    Figure 1. Simplified geological map of the Qinling orogenic belt (QOB) showing the major tectonometamorphic units and the location of the QOB within China (inset, upper right). Redrawn after Zhang et al. (2001) and Dong et al. (2011b). N-SCB p northern South China block.

    120 Y . - Y . X U E E T A L .

  • in an intermediate zone. Locally, bodies of quartz monzodiorites (a few hundred square meters in size) are exposed within the monzogranites (fig. 3e). A medium- to coarse-grained aphyric K-feldspar gran- ite dominates in the center of the intrusion (fig. 3f). Common accessory minerals in these rocks include apatite, titanite, magnetite, ilmenite, epidote, and zir- con (fig. 4). In an earlier study, Triassic zircon U-Pb ages of

    206.4 5 1.7 and 211.3 5 1.3 Ma were obtained for the fine- to medium-grained monzogranites and the medium- to coarse-grained monzogranites of the Baoji pluton, respectively (Zhang et al. 2006). Using zircon laser ablation ICP-MS analyses, Liu et al. (2011) obtained slightly different ages for a biotite granite (216 5 1 Ma) and a monzogranite (212 5 2 Ma) from the Baoji pluton.

    Petrography of Samples

    Twenty-one representativewhole-rock sampleswere collected for chemical analyses from the Baoji plu-

    ton.Thesecomprise twogranodiorites, 13monzogran- ites, four aphyric K-feldspar granites, and two quartz monzodiorites. The granodiorites display medium- to coarse-grained porphyritic texture and are com- posed of quartz (25%–30%), plagioclase (35%–45%), alkali feldspar (15%–20%), biotite (7%–10%), and hornblende (5%), together with zircon and apatite as accessoryminerals. Phenocrysts in the granodiorites are idiomorphic or hypidiomorphic alkali-feldspar crystals (1–3 cm in diameter). The granodiorite also hosts numerous MMEs (fig. 3a, 3b). The texture of the monzogranites changes from
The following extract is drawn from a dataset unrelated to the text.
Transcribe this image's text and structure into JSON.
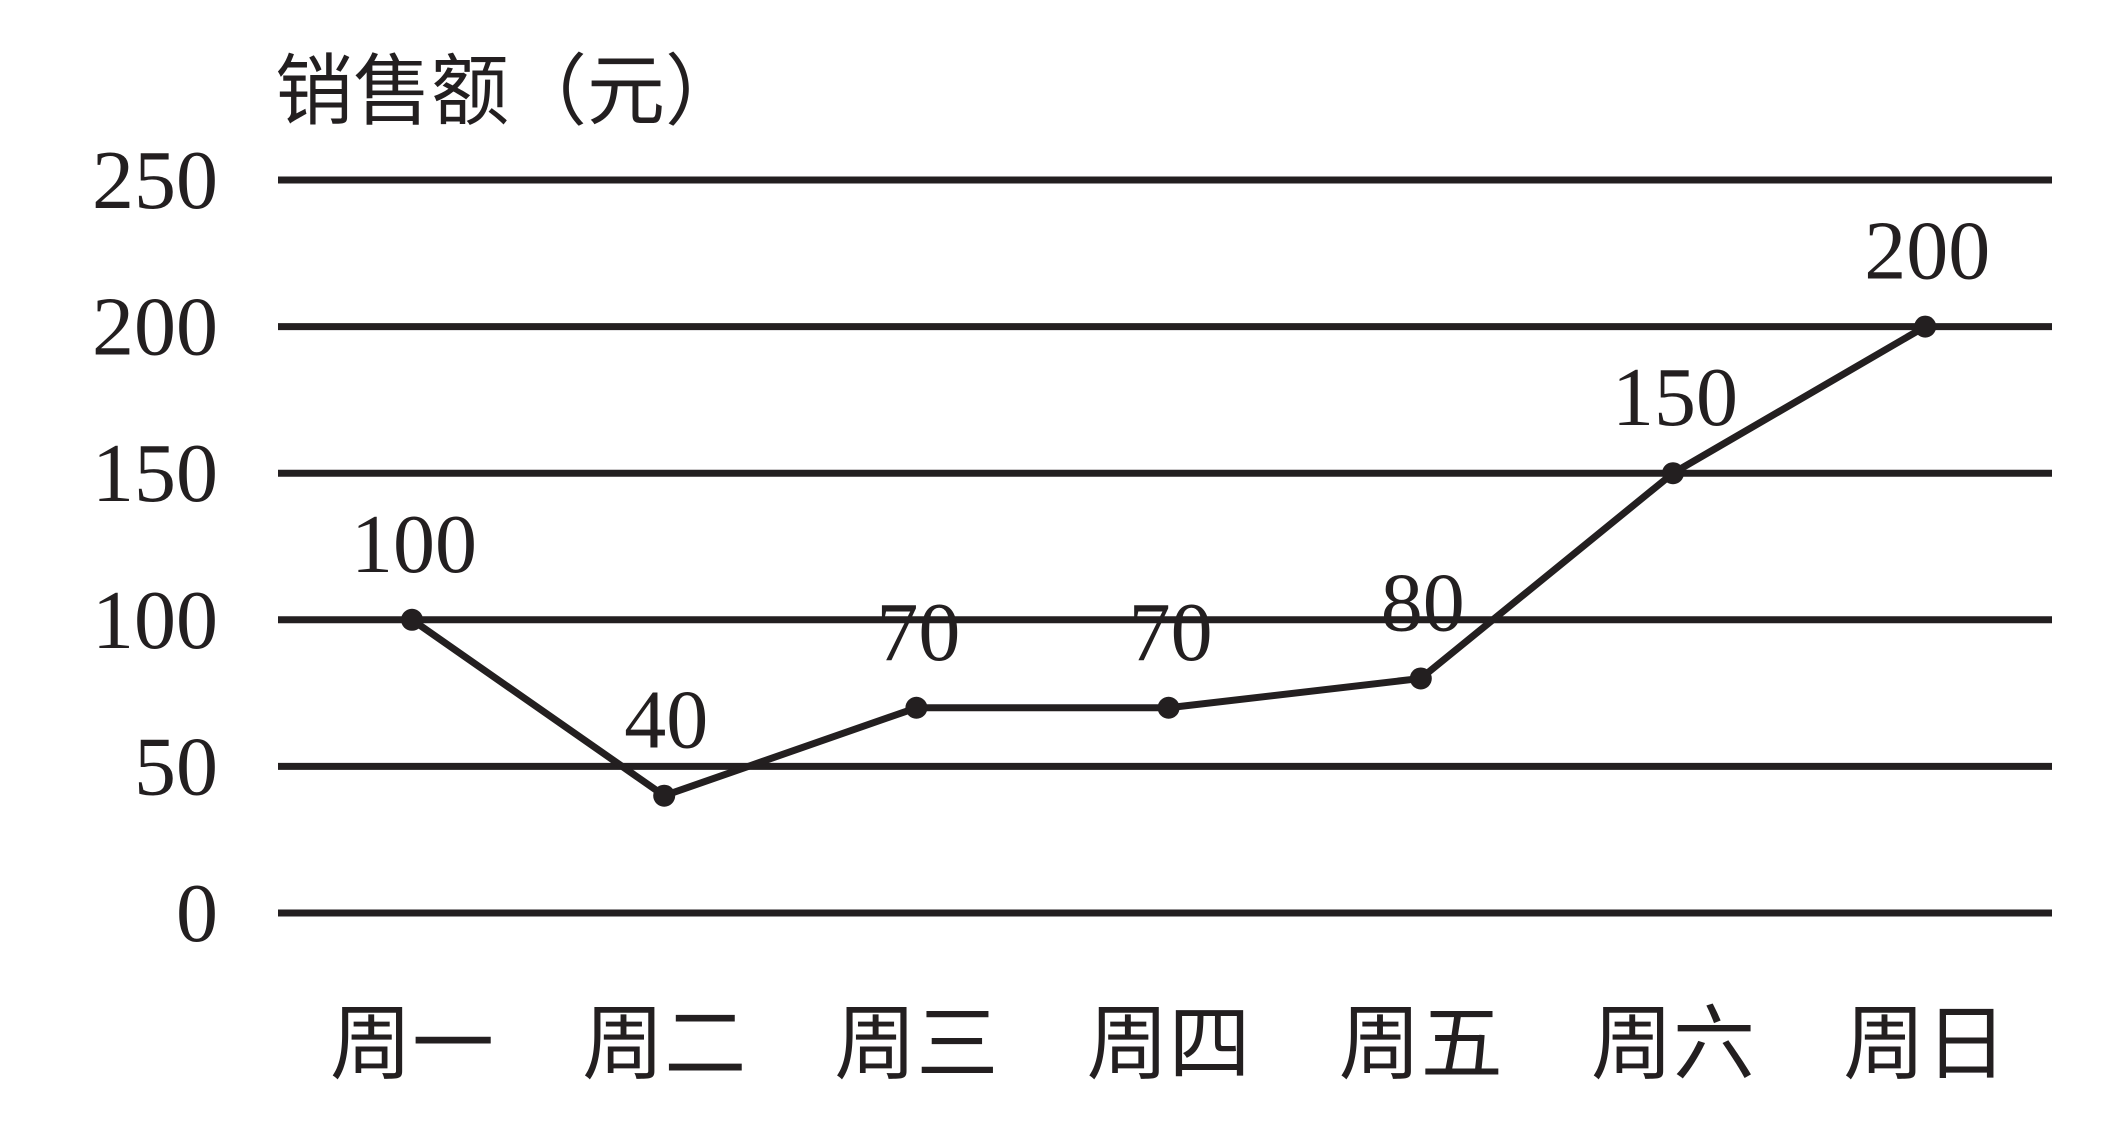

    medium-to-coarse grained (six samples) to fine-to- medium grained (seven samples). The medium- to coarse-grained samples contain MMEs (fig. 3c, 3d) and a small amount of idiomorphic or hypidiomor- phicK-feldspar phenocrysts (1–2 cm in diameter) and are composed mainly of quartz (25%–30%), plagio- clase (20%–30%), alkali feldspar (40%–45%), biotite (5%), and hornblende (3%).Compared to themedium- to coarse-grainedmonzogranites, thefine- tomedium- grained monzogranites (fig. 3d) are aphyric and have lower alkali-feldspar content (35%–40%) and fewer
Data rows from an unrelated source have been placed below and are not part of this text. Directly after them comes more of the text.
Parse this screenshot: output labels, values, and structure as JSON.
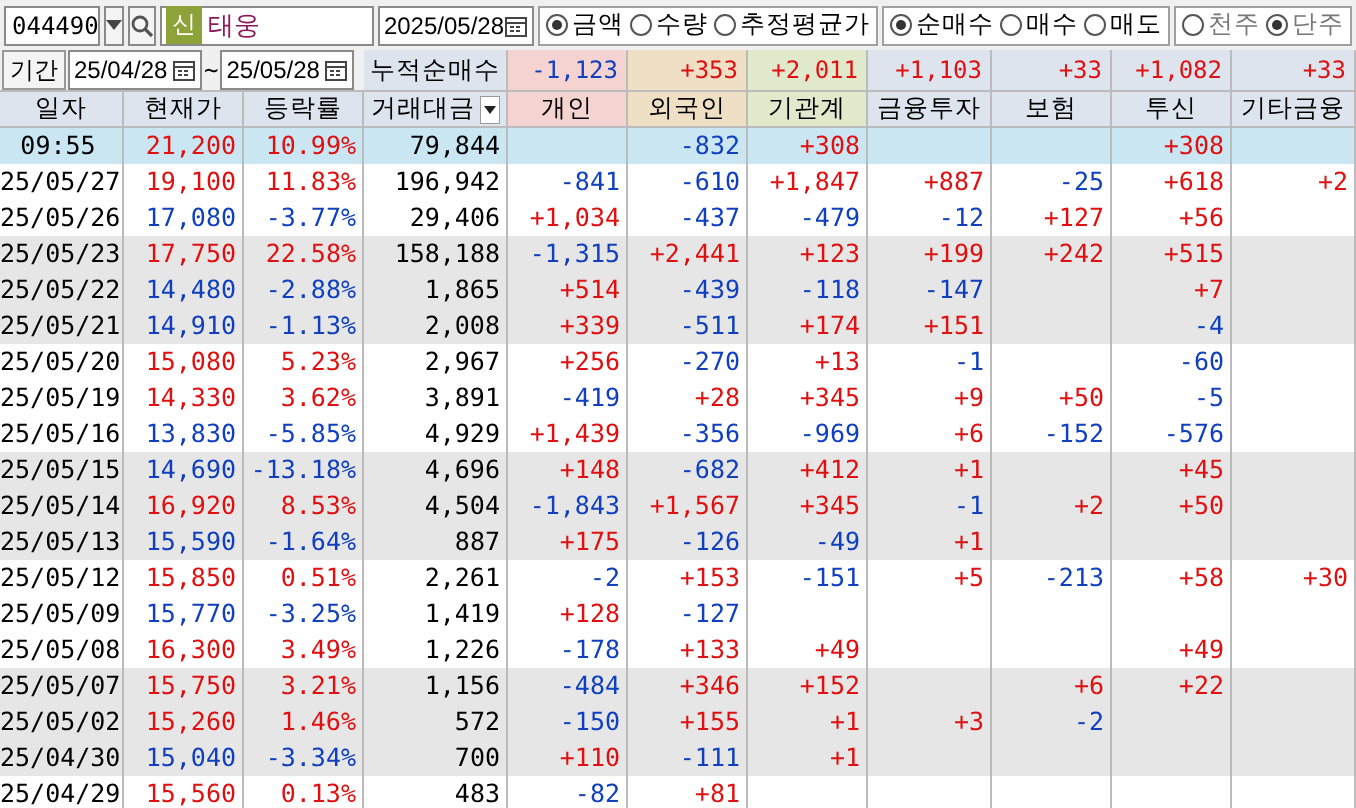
{
  "toolbar": {
    "code": "044490",
    "badge": "신",
    "name": "태웅",
    "date": "2025/05/28",
    "radio_groups": [
      [
        {
          "label": "금액",
          "selected": true
        },
        {
          "label": "수량",
          "selected": false
        },
        {
          "label": "추정평균가",
          "selected": false
        }
      ],
      [
        {
          "label": "순매수",
          "selected": true
        },
        {
          "label": "매수",
          "selected": false
        },
        {
          "label": "매도",
          "selected": false
        }
      ],
      [
        {
          "label": "천주",
          "selected": false
        },
        {
          "label": "단주",
          "selected": true
        }
      ]
    ]
  },
  "period": {
    "label": "기간",
    "from": "25/04/28",
    "separator": "~",
    "to": "25/05/28",
    "summary_label": "누적순매수",
    "summary": [
      {
        "v": "-1,123",
        "up": false
      },
      {
        "v": "+353",
        "up": true
      },
      {
        "v": "+2,011",
        "up": true
      },
      {
        "v": "+1,103",
        "up": true
      },
      {
        "v": "+33",
        "up": true
      },
      {
        "v": "+1,082",
        "up": true
      },
      {
        "v": "+33",
        "up": true
      }
    ]
  },
  "table": {
    "columns": [
      {
        "label": "일자",
        "kind": "plain"
      },
      {
        "label": "현재가",
        "kind": "plain"
      },
      {
        "label": "등락률",
        "kind": "plain"
      },
      {
        "label": "거래대금",
        "kind": "sort"
      },
      {
        "label": "개인",
        "kind": "individual"
      },
      {
        "label": "외국인",
        "kind": "foreign"
      },
      {
        "label": "기관계",
        "kind": "institution"
      },
      {
        "label": "금융투자",
        "kind": "detail"
      },
      {
        "label": "보험",
        "kind": "detail"
      },
      {
        "label": "투신",
        "kind": "detail"
      },
      {
        "label": "기타금융",
        "kind": "detail"
      }
    ],
    "rows": [
      {
        "date": "09:55",
        "price": "21,200",
        "rate": "10.99%",
        "amount": "79,844",
        "up": true,
        "current": true,
        "shaded": false,
        "flows": {
          "foreign": {
            "v": "-832",
            "up": false
          },
          "institution": {
            "v": "+308",
            "up": true
          },
          "trust": {
            "v": "+308",
            "up": true
          }
        }
      },
      {
        "date": "25/05/27",
        "price": "19,100",
        "rate": "11.83%",
        "amount": "196,942",
        "up": true,
        "current": false,
        "shaded": false,
        "flows": {
          "individual": {
            "v": "-841",
            "up": false
          },
          "foreign": {
            "v": "-610",
            "up": false
          },
          "institution": {
            "v": "+1,847",
            "up": true
          },
          "financial_investment": {
            "v": "+887",
            "up": true
          },
          "insurance": {
            "v": "-25",
            "up": false
          },
          "trust": {
            "v": "+618",
            "up": true
          },
          "other_finance": {
            "v": "+2",
            "up": true
          }
        }
      },
      {
        "date": "25/05/26",
        "price": "17,080",
        "rate": "-3.77%",
        "amount": "29,406",
        "up": false,
        "current": false,
        "shaded": false,
        "flows": {
          "individual": {
            "v": "+1,034",
            "up": true
          },
          "foreign": {
            "v": "-437",
            "up": false
          },
          "institution": {
            "v": "-479",
            "up": false
          },
          "financial_investment": {
            "v": "-12",
            "up": false
          },
          "insurance": {
            "v": "+127",
            "up": true
          },
          "trust": {
            "v": "+56",
            "up": true
          }
        }
      },
      {
        "date": "25/05/23",
        "price": "17,750",
        "rate": "22.58%",
        "amount": "158,188",
        "up": true,
        "current": false,
        "shaded": true,
        "flows": {
          "individual": {
            "v": "-1,315",
            "up": false
          },
          "foreign": {
            "v": "+2,441",
            "up": true
          },
          "institution": {
            "v": "+123",
            "up": true
          },
          "financial_investment": {
            "v": "+199",
            "up": true
          },
          "insurance": {
            "v": "+242",
            "up": true
          },
          "trust": {
            "v": "+515",
            "up": true
          }
        }
      },
      {
        "date": "25/05/22",
        "price": "14,480",
        "rate": "-2.88%",
        "amount": "1,865",
        "up": false,
        "current": false,
        "shaded": true,
        "flows": {
          "individual": {
            "v": "+514",
            "up": true
          },
          "foreign": {
            "v": "-439",
            "up": false
          },
          "institution": {
            "v": "-118",
            "up": false
          },
          "financial_investment": {
            "v": "-147",
            "up": false
          },
          "trust": {
            "v": "+7",
            "up": true
          }
        }
      },
      {
        "date": "25/05/21",
        "price": "14,910",
        "rate": "-1.13%",
        "amount": "2,008",
        "up": false,
        "current": false,
        "shaded": true,
        "flows": {
          "individual": {
            "v": "+339",
            "up": true
          },
          "foreign": {
            "v": "-511",
            "up": false
          },
          "institution": {
            "v": "+174",
            "up": true
          },
          "financial_investment": {
            "v": "+151",
            "up": true
          },
          "trust": {
            "v": "-4",
            "up": false
          }
        }
      },
      {
        "date": "25/05/20",
        "price": "15,080",
        "rate": "5.23%",
        "amount": "2,967",
        "up": true,
        "current": false,
        "shaded": false,
        "flows": {
          "individual": {
            "v": "+256",
            "up": true
          },
          "foreign": {
            "v": "-270",
            "up": false
          },
          "institution": {
            "v": "+13",
            "up": true
          },
          "financial_investment": {
            "v": "-1",
            "up": false
          },
          "trust": {
            "v": "-60",
            "up": false
          }
        }
      },
      {
        "date": "25/05/19",
        "price": "14,330",
        "rate": "3.62%",
        "amount": "3,891",
        "up": true,
        "current": false,
        "shaded": false,
        "flows": {
          "individual": {
            "v": "-419",
            "up": false
          },
          "foreign": {
            "v": "+28",
            "up": true
          },
          "institution": {
            "v": "+345",
            "up": true
          },
          "financial_investment": {
            "v": "+9",
            "up": true
          },
          "insurance": {
            "v": "+50",
            "up": true
          },
          "trust": {
            "v": "-5",
            "up": false
          }
        }
      },
      {
        "date": "25/05/16",
        "price": "13,830",
        "rate": "-5.85%",
        "amount": "4,929",
        "up": false,
        "current": false,
        "shaded": false,
        "flows": {
          "individual": {
            "v": "+1,439",
            "up": true
          },
          "foreign": {
            "v": "-356",
            "up": false
          },
          "institution": {
            "v": "-969",
            "up": false
          },
          "financial_investment": {
            "v": "+6",
            "up": true
          },
          "insurance": {
            "v": "-152",
            "up": false
          },
          "trust": {
            "v": "-576",
            "up": false
          }
        }
      },
      {
        "date": "25/05/15",
        "price": "14,690",
        "rate": "-13.18%",
        "amount": "4,696",
        "up": false,
        "current": false,
        "shaded": true,
        "flows": {
          "individual": {
            "v": "+148",
            "up": true
          },
          "foreign": {
            "v": "-682",
            "up": false
          },
          "institution": {
            "v": "+412",
            "up": true
          },
          "financial_investment": {
            "v": "+1",
            "up": true
          },
          "trust": {
            "v": "+45",
            "up": true
          }
        }
      },
      {
        "date": "25/05/14",
        "price": "16,920",
        "rate": "8.53%",
        "amount": "4,504",
        "up": true,
        "current": false,
        "shaded": true,
        "flows": {
          "individual": {
            "v": "-1,843",
            "up": false
          },
          "foreign": {
            "v": "+1,567",
            "up": true
          },
          "institution": {
            "v": "+345",
            "up": true
          },
          "financial_investment": {
            "v": "-1",
            "up": false
          },
          "insurance": {
            "v": "+2",
            "up": true
          },
          "trust": {
            "v": "+50",
            "up": true
          }
        }
      },
      {
        "date": "25/05/13",
        "price": "15,590",
        "rate": "-1.64%",
        "amount": "887",
        "up": false,
        "current": false,
        "shaded": true,
        "flows": {
          "individual": {
            "v": "+175",
            "up": true
          },
          "foreign": {
            "v": "-126",
            "up": false
          },
          "institution": {
            "v": "-49",
            "up": false
          },
          "financial_investment": {
            "v": "+1",
            "up": true
          }
        }
      },
      {
        "date": "25/05/12",
        "price": "15,850",
        "rate": "0.51%",
        "amount": "2,261",
        "up": true,
        "current": false,
        "shaded": false,
        "flows": {
          "individual": {
            "v": "-2",
            "up": false
          },
          "foreign": {
            "v": "+153",
            "up": true
          },
          "institution": {
            "v": "-151",
            "up": false
          },
          "financial_investment": {
            "v": "+5",
            "up": true
          },
          "insurance": {
            "v": "-213",
            "up": false
          },
          "trust": {
            "v": "+58",
            "up": true
          },
          "other_finance": {
            "v": "+30",
            "up": true
          }
        }
      },
      {
        "date": "25/05/09",
        "price": "15,770",
        "rate": "-3.25%",
        "amount": "1,419",
        "up": false,
        "current": false,
        "shaded": false,
        "flows": {
          "individual": {
            "v": "+128",
            "up": true
          },
          "foreign": {
            "v": "-127",
            "up": false
          }
        }
      },
      {
        "date": "25/05/08",
        "price": "16,300",
        "rate": "3.49%",
        "amount": "1,226",
        "up": true,
        "current": false,
        "shaded": false,
        "flows": {
          "individual": {
            "v": "-178",
            "up": false
          },
          "foreign": {
            "v": "+133",
            "up": true
          },
          "institution": {
            "v": "+49",
            "up": true
          },
          "trust": {
            "v": "+49",
            "up": true
          }
        }
      },
      {
        "date": "25/05/07",
        "price": "15,750",
        "rate": "3.21%",
        "amount": "1,156",
        "up": true,
        "current": false,
        "shaded": true,
        "flows": {
          "individual": {
            "v": "-484",
            "up": false
          },
          "foreign": {
            "v": "+346",
            "up": true
          },
          "institution": {
            "v": "+152",
            "up": true
          },
          "insurance": {
            "v": "+6",
            "up": true
          },
          "trust": {
            "v": "+22",
            "up": true
          }
        }
      },
      {
        "date": "25/05/02",
        "price": "15,260",
        "rate": "1.46%",
        "amount": "572",
        "up": true,
        "current": false,
        "shaded": true,
        "flows": {
          "individual": {
            "v": "-150",
            "up": false
          },
          "foreign": {
            "v": "+155",
            "up": true
          },
          "institution": {
            "v": "+1",
            "up": true
          },
          "financial_investment": {
            "v": "+3",
            "up": true
          },
          "insurance": {
            "v": "-2",
            "up": false
          }
        }
      },
      {
        "date": "25/04/30",
        "price": "15,040",
        "rate": "-3.34%",
        "amount": "700",
        "up": false,
        "current": false,
        "shaded": true,
        "flows": {
          "individual": {
            "v": "+110",
            "up": true
          },
          "foreign": {
            "v": "-111",
            "up": false
          },
          "institution": {
            "v": "+1",
            "up": true
          }
        }
      },
      {
        "date": "25/04/29",
        "price": "15,560",
        "rate": "0.13%",
        "amount": "483",
        "up": true,
        "current": false,
        "shaded": false,
        "flows": {
          "individual": {
            "v": "-82",
            "up": false
          },
          "foreign": {
            "v": "+81",
            "up": true
          }
        }
      }
    ]
  }
}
    Figure 2. Geological sketch map showing regional distribution of granitoids from the Baoji pluton (after the 1∶250,000 geological map of Baoji; Shaanxi Geological Survey 2004). Sample localities shown as yellow circles. Pt1Q p Qinling Group; Pt2 pMeso-Neoproterozoic Kuanping Group; PzD p Paleozoic Danfeng Group; C2C p Carboniferous Caoliangyi Group; OC p Ordovician Caotangou Group; Q p Quaternary Pleistocene strata and Holocene alluvium.

    Journal of Geology 121G RAN I T O I D P E T ROG EN E S I S I N TH E B AO J I P L U TON

  • MMEs. Field observations show that the fine- to medium-grained monzogranites intruded into the medium- t